This was magical btw, leveling up doesn’t feel like the worst part of the week now
I’m expecting an increase in time from the current 8-9 days to a ballpark of around 15-18.
I will try to modify my daily cycles to consider these updates, measure them for some days, and then focus on the Book Club recommendations. My idea is to buy a specific e-book and just power through it.
I’ve done pretty much your first scenario, OP. I did my best to do WaniKani as fast as possible. I have seen the same issues.
No time to spend doing anything else. I’m doing 300+ reviews every day, and once I reached the fast levels I can’t even keep up with all the lessons.
Leeches. Because I spend so much time reviewing, I don’t dedicate the time to working out the leech vocabulary. This just adds to my review time overall. Many words I might be able to read, but I don’t really understand the nuance. Or I start mixing words because I haven’t taken enough time during the initial lesson.
Don’t use it, you lose it. I see people post wk vocabulary from earlier levels and I forget that I learned them because they were burned off 6 months ago. WK review intervals are really the bare minimum for retention. You should be seeing words in context.
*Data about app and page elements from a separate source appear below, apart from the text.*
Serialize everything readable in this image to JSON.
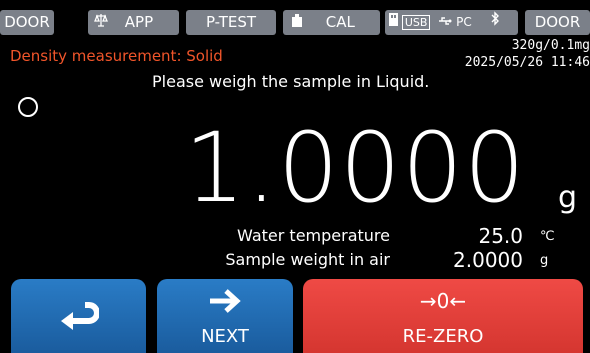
{
  "topbar": {
    "door_left": "DOOR",
    "app": "APP",
    "ptest": "P-TEST",
    "cal": "CAL",
    "usb": "USB",
    "pc": "PC",
    "door_right": "DOOR"
  },
  "status": {
    "mode": "Density measurement: Solid",
    "capacity": "320g/0.1mg",
    "datetime": "2025/05/26 11:46"
  },
  "instruction": "Please weigh the sample in Liquid.",
  "reading": {
    "value": "1.0000",
    "unit": "g"
  },
  "details": [
    {
      "label": "Water temperature",
      "value": "25.0",
      "unit": "℃"
    },
    {
      "label": "Sample weight in air",
      "value": "2.0000",
      "unit": "g"
    }
  ],
  "buttons": {
    "next": "NEXT",
    "rezero_glyph": "→0←",
    "rezero": "RE-ZERO"
  },
  "colors": {
    "accent_red": "#f0552a",
    "button_blue": "#1f6fb5",
    "button_red": "#e8413d",
    "tab_gray": "#7b8089"
  }
}
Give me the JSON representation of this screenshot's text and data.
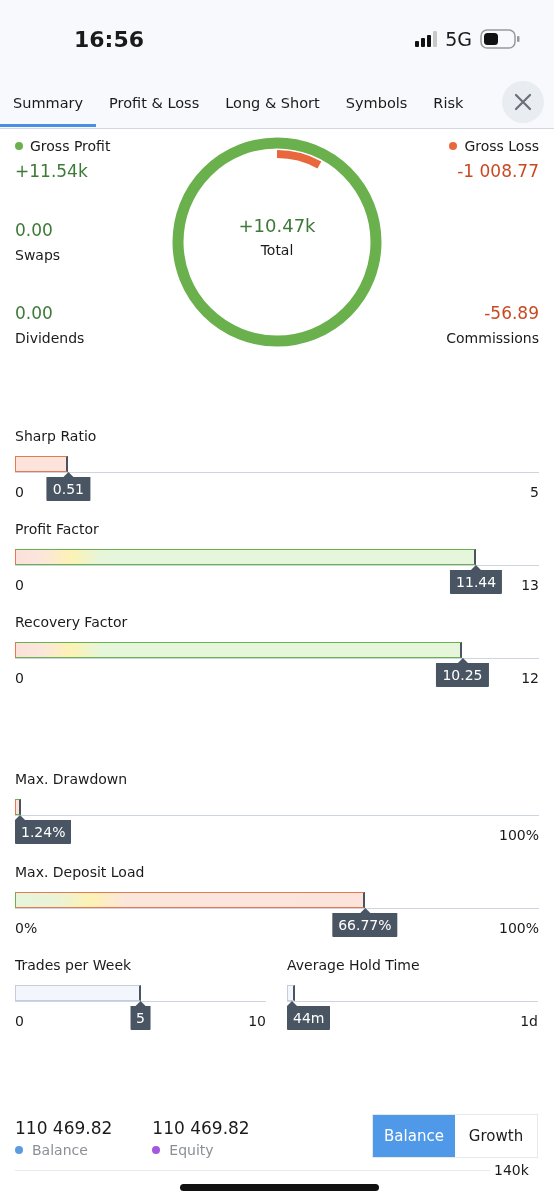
{
  "status_bar": {
    "time": "16:56",
    "network": "5G"
  },
  "tabs": [
    {
      "label": "Summary",
      "selected": true
    },
    {
      "label": "Profit & Loss",
      "selected": false
    },
    {
      "label": "Long & Short",
      "selected": false
    },
    {
      "label": "Symbols",
      "selected": false
    },
    {
      "label": "Risk",
      "selected": false
    }
  ],
  "summary": {
    "ring": {
      "level": 0.08
    },
    "total": {
      "value": "+10.47k",
      "label": "Total"
    },
    "gross_profit": {
      "label": "Gross Profit",
      "value": "+11.54k",
      "color": "#6ab04c"
    },
    "gross_loss": {
      "label": "Gross Loss",
      "value": "-1 008.77",
      "color": "#e8673c"
    },
    "left_stats": [
      {
        "value": "0.00",
        "label": "Swaps"
      },
      {
        "value": "0.00",
        "label": "Dividends"
      }
    ],
    "right_stats": [
      {
        "value": "-56.89",
        "label": "Commissions"
      }
    ]
  },
  "ratios": [
    {
      "label": "Sharp Ratio",
      "min": "0",
      "max": "5",
      "value": "0.51",
      "level": 0.102,
      "kind": "bad"
    },
    {
      "label": "Profit Factor",
      "min": "0",
      "max": "13",
      "value": "11.44",
      "level": 0.88,
      "kind": "good"
    },
    {
      "label": "Recovery Factor",
      "min": "0",
      "max": "12",
      "value": "10.25",
      "level": 0.854,
      "kind": "good"
    }
  ],
  "risks": [
    {
      "label": "Max. Drawdown",
      "max": "100%",
      "value": "1.24%",
      "level": 0.0124,
      "kind": "good"
    },
    {
      "label": "Max. Deposit Load",
      "min": "0%",
      "max": "100%",
      "value": "66.77%",
      "level": 0.6677,
      "kind": "risk"
    }
  ],
  "activity": [
    {
      "label": "Trades per Week",
      "min": "0",
      "max": "10",
      "value": "5",
      "level": 0.5,
      "kind": "neutral"
    },
    {
      "label": "Average Hold Time",
      "max": "1d",
      "value": "44m",
      "level": 0.03,
      "kind": "neutral"
    }
  ],
  "legend": [
    {
      "value": "110 469.82",
      "label": "Balance",
      "color": "#5b9be0"
    },
    {
      "value": "110 469.82",
      "label": "Equity",
      "color": "#a259e0"
    }
  ],
  "chart_toggle": [
    {
      "label": "Balance",
      "selected": true
    },
    {
      "label": "Growth",
      "selected": false
    }
  ],
  "chart_axis": {
    "label": "140k"
  }
}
I’d say I noticed all of this stuff happening about half way through. My retention really started to go down and it felt like more of a struggle. It was at this point in WK that I noticed I was picking up a lot of words when I was watching anime or youtube content, though, so I think it’s a great time to start putting native content at a higher priority.
I have just been really bullheaded about wanting to say I accomplished something tangible with this language. I’ve “learned” Japanese for most of my life and never really got past N5/N4 level proficiency. So doing WK has been a way to force myself to hit a goal, and for this reason it’s really done wonders for me. I know it would have been “better” for me to focus on other stuff, but I know I wouldn’t do as much as I could. It feels really good to see the WK lesson count go down, and say I learned 100+ new words in a week. And I do find the later content useful. For instance, I started reading the manga Ranma 1/2, and the main character’s name is Saotome Ranma 早乙女 乱馬. I just learned 早乙女 at level 59, and I can read that name no problem. It’s been rare that I can’t read a word in this comic.
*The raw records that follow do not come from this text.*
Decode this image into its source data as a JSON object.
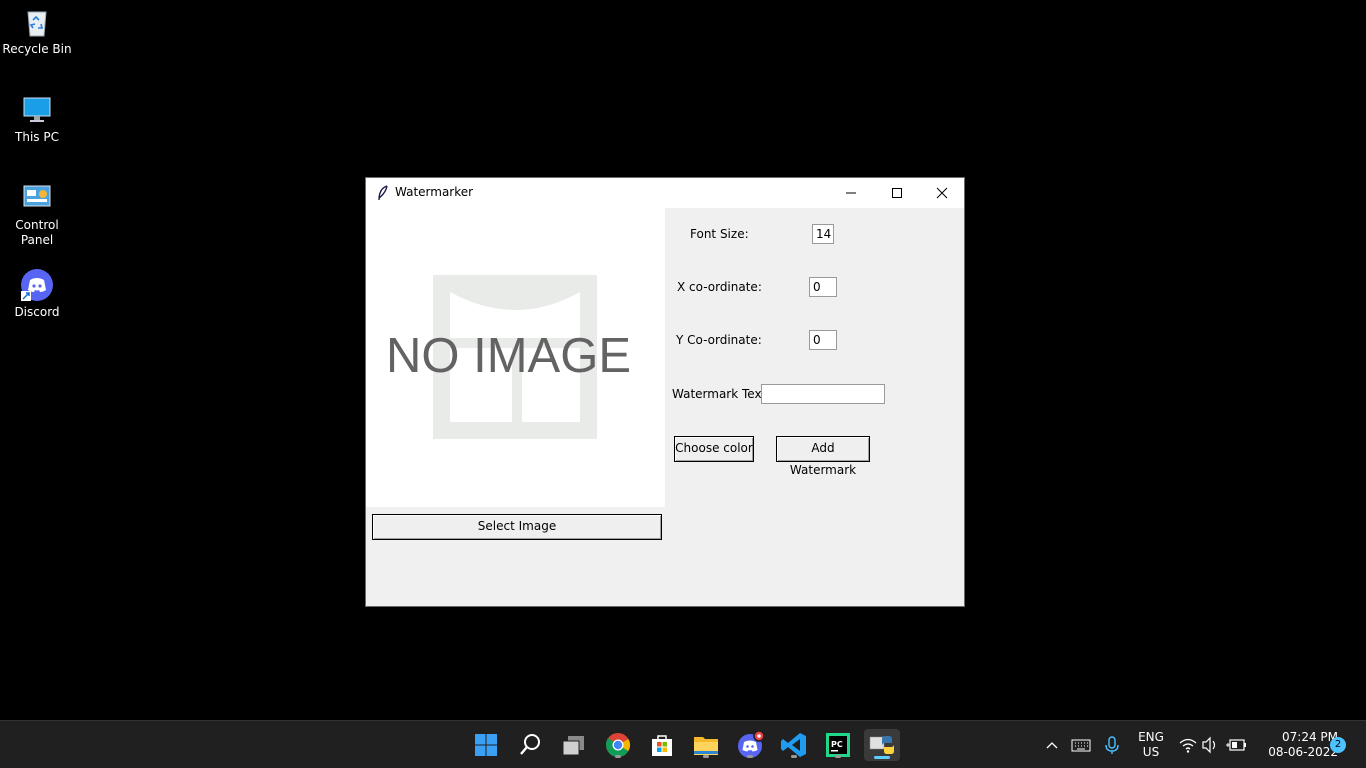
{
  "desktop": {
    "icons": [
      {
        "label": "Recycle Bin"
      },
      {
        "label": "This PC"
      },
      {
        "label": "Control Panel"
      },
      {
        "label": "Discord"
      }
    ]
  },
  "window": {
    "title": "Watermarker",
    "no_image_text": "NO IMAGE",
    "select_image_label": "Select Image",
    "font_size_label": "Font Size:",
    "font_size_value": "14",
    "x_label": "X co-ordinate:",
    "x_value": "0",
    "y_label": "Y Co-ordinate:",
    "y_value": "0",
    "watermark_text_label": "Watermark Text:",
    "watermark_text_value": "",
    "choose_color_label": "Choose color",
    "add_watermark_label": "Add Watermark"
  },
  "taskbar": {
    "apps": [
      {
        "icon": "windows-start-icon"
      },
      {
        "icon": "search-icon"
      },
      {
        "icon": "task-view-icon"
      },
      {
        "icon": "chrome-icon"
      },
      {
        "icon": "microsoft-store-icon"
      },
      {
        "icon": "file-explorer-icon"
      },
      {
        "icon": "discord-icon"
      },
      {
        "icon": "vscode-icon"
      },
      {
        "icon": "pycharm-icon"
      },
      {
        "icon": "python-icon"
      }
    ],
    "lang_line1": "ENG",
    "lang_line2": "US",
    "time": "07:24 PM",
    "date": "08-06-2022",
    "notification_count": "2"
  },
  "colors": {
    "accent": "#60cdff",
    "taskbar_bg": "#202020",
    "window_bg": "#f0f0f0"
  }
}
In the end, it’s up to your priorities. I do think that going faster is better, and you don’t need to be sweating about getting everything 100%. Just keep adding a little by little and your proficiency will improve. A lot of times I end up cramming lessons, but they go by quickly because I’ve already learned most of the vocab with the kanji. Doing 5 or 10 vocab lessons is actually really easy, it’s just the mental block that stops me from doing it.
Whatever you do, never miss a day of reviews. And I’ve found that the WK example sentences got a lot more helpful in the last half of the levels. You may only get one sentence, but it often reinforces kanji and vocab that you already learned. It’s a sneaky way that they’ve incorporated extra review, and I’d recommend you utilize it. Ultimately, I’ve come out of this really sick of flashcards and whatever I do next, I want to avoid them for a while.
Are you only doing WK two times a day? If you don’t hit the first review intervals after the lessons (+4h and then 8h from that) it is going to slow you down and also increase the time you have to spend each day since you are not seeing the items enough.
It’s more about hitting the SRS interval fairly consistently, which means doing WK at least three times a day. Doing that and 20 lessons per day it’s very feasible to get under 10 day level ups spending 1-2 hours a day.
8am: do reviews and then lessons
12 o’clock: do the first review for those lessons
somewhere between 8pm and bedtime: do reviews before bed